THE MANCHESTER World Aids day partnership is preparing, through a series of events, for World Aids day on December 1.
The partnership is aiming to raise awareness of HIV in Manchester, confront the stigma the virus creates around its carriers and promote examination and prevention. This year, they encourage people to be better informed through the slogan ‘Know Your HIV status’.
Evidence suggest there is an overall decrease in the British general population’s knowledge around HIV. The lack of public awareness campaigns and the absence of HIV from sex education in schools, are characterised as the main reasons behind this issue.
December 1 has been the World AIDS day since 1988. On this day people from around the globe have the opportunity to band together in the fight against the HIV virus, as well as providing support for those who live with the disease and memorialise those who have fallen to the deadly virus.
The Manchester World Aids day partnership consists of a number of agencies, such as Brook Manchester, George House Trust and The Lesbian & Gay Foundation. In addition, Manchester City Council bodies like the Office of the Police and Crime Commissioner for Greater Manchester are also heavily involved.

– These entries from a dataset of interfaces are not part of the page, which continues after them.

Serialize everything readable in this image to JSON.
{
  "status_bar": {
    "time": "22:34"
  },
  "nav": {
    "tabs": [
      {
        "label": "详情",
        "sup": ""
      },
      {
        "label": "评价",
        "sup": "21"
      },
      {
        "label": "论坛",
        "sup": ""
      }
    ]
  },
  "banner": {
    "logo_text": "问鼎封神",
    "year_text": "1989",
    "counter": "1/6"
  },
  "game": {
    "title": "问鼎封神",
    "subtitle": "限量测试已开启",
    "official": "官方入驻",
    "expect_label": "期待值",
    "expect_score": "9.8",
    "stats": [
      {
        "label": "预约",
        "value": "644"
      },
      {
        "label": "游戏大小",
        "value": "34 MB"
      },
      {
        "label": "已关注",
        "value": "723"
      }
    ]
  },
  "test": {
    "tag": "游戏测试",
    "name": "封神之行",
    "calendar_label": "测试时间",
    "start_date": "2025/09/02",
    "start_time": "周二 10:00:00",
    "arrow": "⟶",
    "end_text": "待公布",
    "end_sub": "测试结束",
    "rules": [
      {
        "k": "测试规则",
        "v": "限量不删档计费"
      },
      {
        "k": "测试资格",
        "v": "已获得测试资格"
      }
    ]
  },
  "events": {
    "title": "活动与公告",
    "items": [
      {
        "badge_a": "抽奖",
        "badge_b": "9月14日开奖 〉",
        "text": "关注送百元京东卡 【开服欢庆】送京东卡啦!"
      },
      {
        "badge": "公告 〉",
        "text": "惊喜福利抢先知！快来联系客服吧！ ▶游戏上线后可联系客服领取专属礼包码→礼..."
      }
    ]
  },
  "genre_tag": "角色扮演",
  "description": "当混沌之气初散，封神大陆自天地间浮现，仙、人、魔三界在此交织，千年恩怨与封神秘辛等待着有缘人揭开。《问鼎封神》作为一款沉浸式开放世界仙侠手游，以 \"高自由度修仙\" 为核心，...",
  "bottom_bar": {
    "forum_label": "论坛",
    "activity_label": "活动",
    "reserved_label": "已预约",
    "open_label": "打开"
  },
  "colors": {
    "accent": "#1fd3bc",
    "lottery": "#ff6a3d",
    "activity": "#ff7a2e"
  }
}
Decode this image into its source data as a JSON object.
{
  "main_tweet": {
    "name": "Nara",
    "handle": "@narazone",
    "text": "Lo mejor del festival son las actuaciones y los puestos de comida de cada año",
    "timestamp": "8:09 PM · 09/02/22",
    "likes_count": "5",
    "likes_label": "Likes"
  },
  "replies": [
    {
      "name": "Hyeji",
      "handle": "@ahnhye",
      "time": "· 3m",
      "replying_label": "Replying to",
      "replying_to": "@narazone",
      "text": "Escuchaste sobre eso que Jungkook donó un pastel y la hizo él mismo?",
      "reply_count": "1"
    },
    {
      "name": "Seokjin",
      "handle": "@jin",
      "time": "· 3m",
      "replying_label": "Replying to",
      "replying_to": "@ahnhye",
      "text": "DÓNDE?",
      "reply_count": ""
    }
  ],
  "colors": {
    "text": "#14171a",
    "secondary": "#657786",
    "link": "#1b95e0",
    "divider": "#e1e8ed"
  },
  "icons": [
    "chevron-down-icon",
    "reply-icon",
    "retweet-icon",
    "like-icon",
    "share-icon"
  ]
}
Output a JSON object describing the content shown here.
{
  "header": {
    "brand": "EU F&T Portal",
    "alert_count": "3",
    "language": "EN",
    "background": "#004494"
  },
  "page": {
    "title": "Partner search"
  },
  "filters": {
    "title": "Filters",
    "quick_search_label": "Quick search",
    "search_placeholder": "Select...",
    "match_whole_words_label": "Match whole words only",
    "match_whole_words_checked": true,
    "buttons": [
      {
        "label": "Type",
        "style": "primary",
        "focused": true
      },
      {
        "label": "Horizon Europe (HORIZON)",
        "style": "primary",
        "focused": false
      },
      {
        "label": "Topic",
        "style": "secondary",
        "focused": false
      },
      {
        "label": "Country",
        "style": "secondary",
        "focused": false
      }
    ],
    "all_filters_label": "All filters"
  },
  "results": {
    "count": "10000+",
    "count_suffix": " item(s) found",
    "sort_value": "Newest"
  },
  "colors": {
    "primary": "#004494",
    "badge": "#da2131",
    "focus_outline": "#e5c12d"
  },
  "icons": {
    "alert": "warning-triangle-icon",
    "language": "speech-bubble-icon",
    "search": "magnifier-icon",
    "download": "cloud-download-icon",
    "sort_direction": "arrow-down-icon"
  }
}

Ms Stephanie Mallas, of George House Trust agency, when asked whether there has been an increase or decline in participation of people over the past decade, stated: “There is a static interest in World Aids day. We do feel anecdotally that what we’ve seen is a development in the participation of young people, certainly at the World AIDS day vigil. When you look into the audience there seems to be more younger people out there getting involved but I think there is that same level of interest in the events as there always has been, because it has touched so many peoples’ lives.”
One third of people living with HIV in the UK have experienced discrimination. Half of these instances involved healthcare workers
According to Ms Mallas, people see the importance of the participation in the World AIDS day in order to raise awareness for the event and challenge the “stigma and misconceptions” surrounding HIV.
She stressed that with early diagnosis someone with the HIV virus can have the same life expectancy as someone who does not have it.
Access to antiretroviral treatment in the UK has improved significantly over the past decade. In 2014, 91 per cent of people living with HIV were receiving antiretroviral treatment (ART). However, late diagnosis of HIV remains a key challenge in this country, despite declining rates.
Mrs Mallas emphasised the need to increase the number of people’s testing as one in five people do not know they are infected with the virus. She urges everyone to get tested by stating: “It’s easy, it’s free and there are lots of different ways to do it. We should be promoting that message.”
For further information visit the partnership’s Facebook page
(Interview with Ms Stephanie Mallas)